All that technology is necessary to make the meat and drink of the game, the interrogation, work naturally. You see, Phelps’ main weapon isn’t his gun, even his fists; instead it’s his ability to spot a liar and expose the truth via the presentation of evidence.
When interviewing a witness or suspect each of their statements is open to three responses, you either believe them, outright accuse them of lying, or show them they’re lying by presenting contradictory evidence. Is that a moment of hesitation? Maybe they’re lying, maybe they’re just scared. Press them too hard though and many will clam-up so if you’re going to accuse them you better be sure.
Thankfully the games amazingly flexible and branching storyline is able to handle whatever choices you make. For example, take the ‘The Silk Stocking Murder’, one of several of Phelps’ Homicide Desk cases as he hunts down the Black Dahlia serial killer – yes, the real one, all of LA Noire’s cases are based on actual police files.
First on the crime scene, Phelps and his partner begin their investigation as subtly, in the background, an inquisitive, slow paced sax kicks in, indicating there are clues here. Aside from the naked, brutally mutilated corpse of a young woman – this isn’t an 18 cert for no reason – a trail of blood leads Phelps along from clue to clue. A gory ring prised from the woman’s finger here, a necklace draped across a post there, until the final discovery of the woman’s handbag with some personal effects – the murderer wants us to know who the woman is; he’s toying with the police.
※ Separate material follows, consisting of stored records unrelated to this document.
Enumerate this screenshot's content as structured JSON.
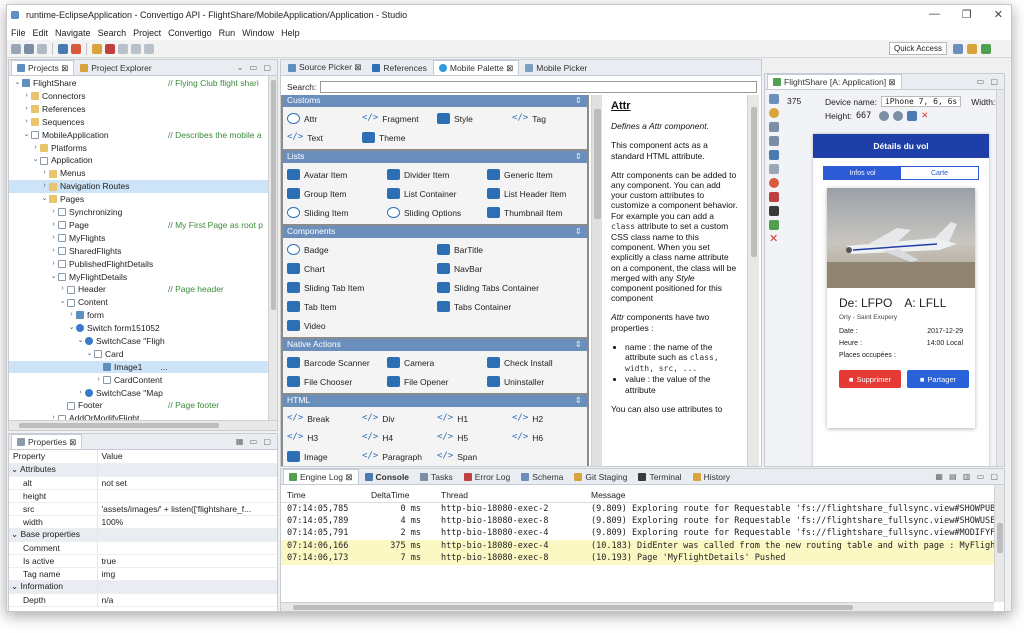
{
  "window": {
    "title": "runtime-EclipseApplication - Convertigo API - FlightShare/MobileApplication/Application - Studio",
    "controls": [
      "—",
      "❐",
      "✕"
    ]
  },
  "menu": [
    "File",
    "Edit",
    "Navigate",
    "Search",
    "Project",
    "Convertigo",
    "Run",
    "Window",
    "Help"
  ],
  "toolbar": {
    "quick_access": "Quick Access"
  },
  "left_tabs": [
    "Projects ⊠",
    "Project Explorer"
  ],
  "tree": [
    {
      "indent": 0,
      "arrow": "⌄",
      "icon": "proj",
      "label": "FlightShare",
      "comment": "// Flying Club flight shari"
    },
    {
      "indent": 1,
      "arrow": "›",
      "icon": "fold",
      "label": "Connectors"
    },
    {
      "indent": 1,
      "arrow": "›",
      "icon": "fold",
      "label": "References"
    },
    {
      "indent": 1,
      "arrow": "›",
      "icon": "fold",
      "label": "Sequences"
    },
    {
      "indent": 1,
      "arrow": "⌄",
      "icon": "page",
      "label": "MobileApplication",
      "comment": "// Describes the mobile a"
    },
    {
      "indent": 2,
      "arrow": "›",
      "icon": "fold",
      "label": "Platforms"
    },
    {
      "indent": 2,
      "arrow": "⌄",
      "icon": "page",
      "label": "Application"
    },
    {
      "indent": 3,
      "arrow": "›",
      "icon": "fold",
      "label": "Menus"
    },
    {
      "indent": 3,
      "arrow": "›",
      "icon": "fold",
      "label": "Navigation Routes",
      "selected": true
    },
    {
      "indent": 3,
      "arrow": "⌄",
      "icon": "fold",
      "label": "Pages"
    },
    {
      "indent": 4,
      "arrow": "›",
      "icon": "page",
      "label": "Synchronizing"
    },
    {
      "indent": 4,
      "arrow": "›",
      "icon": "page",
      "label": "Page",
      "comment": "// My First Page as root p"
    },
    {
      "indent": 4,
      "arrow": "›",
      "icon": "page",
      "label": "MyFlights"
    },
    {
      "indent": 4,
      "arrow": "›",
      "icon": "page",
      "label": "SharedFlights"
    },
    {
      "indent": 4,
      "arrow": "›",
      "icon": "page",
      "label": "PublishedFlightDetails"
    },
    {
      "indent": 4,
      "arrow": "⌄",
      "icon": "page",
      "label": "MyFlightDetails"
    },
    {
      "indent": 5,
      "arrow": "›",
      "icon": "page",
      "label": "Header",
      "comment": "// Page header"
    },
    {
      "indent": 5,
      "arrow": "⌄",
      "icon": "page",
      "label": "Content"
    },
    {
      "indent": 6,
      "arrow": "›",
      "icon": "proj",
      "label": "form"
    },
    {
      "indent": 6,
      "arrow": "⌄",
      "icon": "comp",
      "label": "Switch form151052"
    },
    {
      "indent": 7,
      "arrow": "⌄",
      "icon": "comp",
      "label": "SwitchCase \"Fligh"
    },
    {
      "indent": 8,
      "arrow": "⌄",
      "icon": "page",
      "label": "Card"
    },
    {
      "indent": 9,
      "arrow": "",
      "icon": "proj",
      "label": "Image1",
      "extra": "...",
      "selected": true
    },
    {
      "indent": 9,
      "arrow": "›",
      "icon": "page",
      "label": "CardContent"
    },
    {
      "indent": 7,
      "arrow": "›",
      "icon": "comp",
      "label": "SwitchCase \"Map"
    },
    {
      "indent": 5,
      "arrow": "",
      "icon": "page",
      "label": "Footer",
      "comment": "// Page footer"
    },
    {
      "indent": 4,
      "arrow": "›",
      "icon": "page",
      "label": "AddOrModifyFlight"
    }
  ],
  "properties": {
    "tab": "Properties ⊠",
    "header": [
      "Property",
      "Value"
    ],
    "rows": [
      {
        "group": true,
        "k": "⌄ Attributes",
        "v": ""
      },
      {
        "k": "alt",
        "v": "not set"
      },
      {
        "k": "height",
        "v": ""
      },
      {
        "k": "src",
        "v": "'assets/images/' + listen(['flightshare_f..."
      },
      {
        "k": "width",
        "v": "100%"
      },
      {
        "group": true,
        "k": "⌄ Base properties",
        "v": ""
      },
      {
        "k": "Comment",
        "v": ""
      },
      {
        "k": "Is active",
        "v": "true"
      },
      {
        "k": "Tag name",
        "v": "img"
      },
      {
        "group": true,
        "k": "⌄ Information",
        "v": ""
      },
      {
        "k": "Depth",
        "v": "n/a"
      }
    ]
  },
  "palette": {
    "tabs": [
      "Source Picker ⊠",
      "References",
      "Mobile Palette ⊠",
      "Mobile Picker"
    ],
    "search_label": "Search:",
    "sections": [
      {
        "title": "Customs",
        "cols": 4,
        "items": [
          [
            "Attr",
            "c"
          ],
          [
            "Fragment",
            "t"
          ],
          [
            "Style",
            "s"
          ],
          [
            "Tag",
            "t"
          ],
          [
            "Text",
            "t"
          ],
          [
            "Theme",
            "s"
          ]
        ]
      },
      {
        "title": "Lists",
        "cols": 3,
        "items": [
          [
            "Avatar Item",
            "s"
          ],
          [
            "Divider Item",
            "s"
          ],
          [
            "Generic Item",
            "s"
          ],
          [
            "Group Item",
            "s"
          ],
          [
            "List Container",
            "s"
          ],
          [
            "List Header Item",
            "s"
          ],
          [
            "Sliding Item",
            "c"
          ],
          [
            "Sliding Options",
            "c"
          ],
          [
            "Thumbnail Item",
            "s"
          ]
        ]
      },
      {
        "title": "Components",
        "cols": 2,
        "items": [
          [
            "Badge",
            "c"
          ],
          [
            "BarTitle",
            "s"
          ],
          [
            "Chart",
            "s"
          ],
          [
            "NavBar",
            "s"
          ],
          [
            "Sliding Tab Item",
            "s"
          ],
          [
            "Sliding Tabs Container",
            "s"
          ],
          [
            "Tab Item",
            "s"
          ],
          [
            "Tabs Container",
            "s"
          ],
          [
            "Video",
            "s"
          ]
        ]
      },
      {
        "title": "Native Actions",
        "cols": 3,
        "items": [
          [
            "Barcode Scanner",
            "s"
          ],
          [
            "Camera",
            "s"
          ],
          [
            "Check Install",
            "s"
          ],
          [
            "File Chooser",
            "s"
          ],
          [
            "File Opener",
            "s"
          ],
          [
            "Uninstaller",
            "s"
          ]
        ]
      },
      {
        "title": "HTML",
        "cols": 4,
        "items": [
          [
            "Break",
            "t"
          ],
          [
            "Div",
            "t"
          ],
          [
            "H1",
            "t"
          ],
          [
            "H2",
            "t"
          ],
          [
            "H3",
            "t"
          ],
          [
            "H4",
            "t"
          ],
          [
            "H5",
            "t"
          ],
          [
            "H6",
            "t"
          ],
          [
            "Image",
            "s"
          ],
          [
            "Paragraph",
            "t"
          ],
          [
            "Span",
            "t"
          ]
        ]
      }
    ]
  },
  "doc": {
    "title": "Attr",
    "intro": "Defines a Attr component.",
    "p1": "This component acts as a standard HTML attribute.",
    "p2a": "Attr components can be added to any component. You can add your custom attributes to customize a component behavior. For example you can add a ",
    "p2code": "class",
    "p2b": " attribute to set a custom CSS class name to this component. When you set explicitly a class name attribute on a component, the class will be merged with any ",
    "p2em": "Style",
    "p2c": " component positioned for this component",
    "p3a": "Attr",
    "p3b": " components have two properties :",
    "li1a": "name : the name of the attribute such as ",
    "li1code": "class, width, src, ...",
    "li2": "value : the value of the attribute",
    "p4": "You can also use attributes to"
  },
  "console": {
    "tabs": [
      "Engine Log ⊠",
      "Console",
      "Tasks",
      "Error Log",
      "Schema",
      "Git Staging",
      "Terminal",
      "History"
    ],
    "headers": [
      "Time",
      "DeltaTime",
      "Thread",
      "Message"
    ],
    "rows": [
      {
        "time": "07:14:05,785",
        "delta": "0 ms",
        "thread": "http-bio-18080-exec-2",
        "msg": "(9.809) Exploring route for Requestable 'fs://flightshare_fullsync.view#SHOWPUBL",
        "hl": false
      },
      {
        "time": "07:14:05,789",
        "delta": "4 ms",
        "thread": "http-bio-18080-exec-8",
        "msg": "(9.809) Exploring route for Requestable 'fs://flightshare_fullsync.view#SHOWUSER",
        "hl": false
      },
      {
        "time": "07:14:05,791",
        "delta": "2 ms",
        "thread": "http-bio-18080-exec-4",
        "msg": "(9.809) Exploring route for Requestable 'fs://flightshare_fullsync.view#MODIFYFL",
        "hl": false
      },
      {
        "time": "07:14:06,166",
        "delta": "375 ms",
        "thread": "http-bio-18080-exec-4",
        "msg": "(10.183) DidEnter was called from the new routing table and with page : MyFlight",
        "hl": true
      },
      {
        "time": "07:14:06,173",
        "delta": "7 ms",
        "thread": "http-bio-18080-exec-8",
        "msg": "(10.193) Page 'MyFlightDetails' Pushed",
        "hl": true
      }
    ]
  },
  "mobile": {
    "tab": "FlightShare [A: Application] ⊠",
    "device_label": "Device name:",
    "device": "iPhone 7, 6, 6s",
    "width_label": "Width:",
    "width": "375",
    "height_label": "Height:",
    "height": "667",
    "header": "Détails du vol",
    "tab_info": "Infos vol",
    "tab_map": "Carte",
    "dep": "De: LFPO",
    "arr": "A: LFLL",
    "airport": "Orly - Saint Exupery",
    "date_label": "Date :",
    "date": "2017-12-29",
    "hour_label": "Heure :",
    "hour": "14:00 Local",
    "seats_label": "Places occupées :",
    "btn_delete": "Supprimer",
    "btn_share": "Partager"
  },
  "colors": {
    "accent": "#2d6fb5",
    "section_header": "#6a8fbd",
    "phone_header": "#1f3fa8",
    "delete": "#e53935",
    "share": "#2962d9",
    "selection": "#cde3f7"
  }
}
Stopping by the murdered woman’s home, we speak to her landlady who tells us two things: one that she was separated from her husband and second, that she went out to the El Dorado bar that night. Here’s where the game’s flexibility is truly apparent, Phelps can call on the husband or see if anyone remembers her at the bar. Which we do first directly affecting what happens at both locales, in terms of how witnesses react to us, what we learn and how we can advance afterwards.
By this point we might not even have heard the information pertaining to the El Dorado depending on how the questioning of her landlady went down. In that case the game might try to again point us in the bar’s location by having her husband mention it during interview, or again we might miss it, in which case Phelps might not find out about the bar at all; the game’s narrative structure flexing and restructuring so we can still carry on with the case – it seems that no two play-throughs will ever yield quite the same storyline.
Add into the mix some frantic chase scenes and shoot-outs, a variety of non-story related crimes – from muggings to bank heists – for Phelps to help out with if the mood takes him (you can return to these later at your leisure) and you begin to get an idea of how expansive and ambitious a project this is.
Worth the wait? LA Noire is shaping up to be some exciting for sure, it’s something of a departure from Rockstar’s usual releases too, undoubtedly due to this being a collaboration between them and Brendan McNamara’s Team Bondi. A slower pace and more contemplative mood awaits in LA Noire, no bad thing if the bulk of cases are as interesting as the ones we’ve been privy to so far.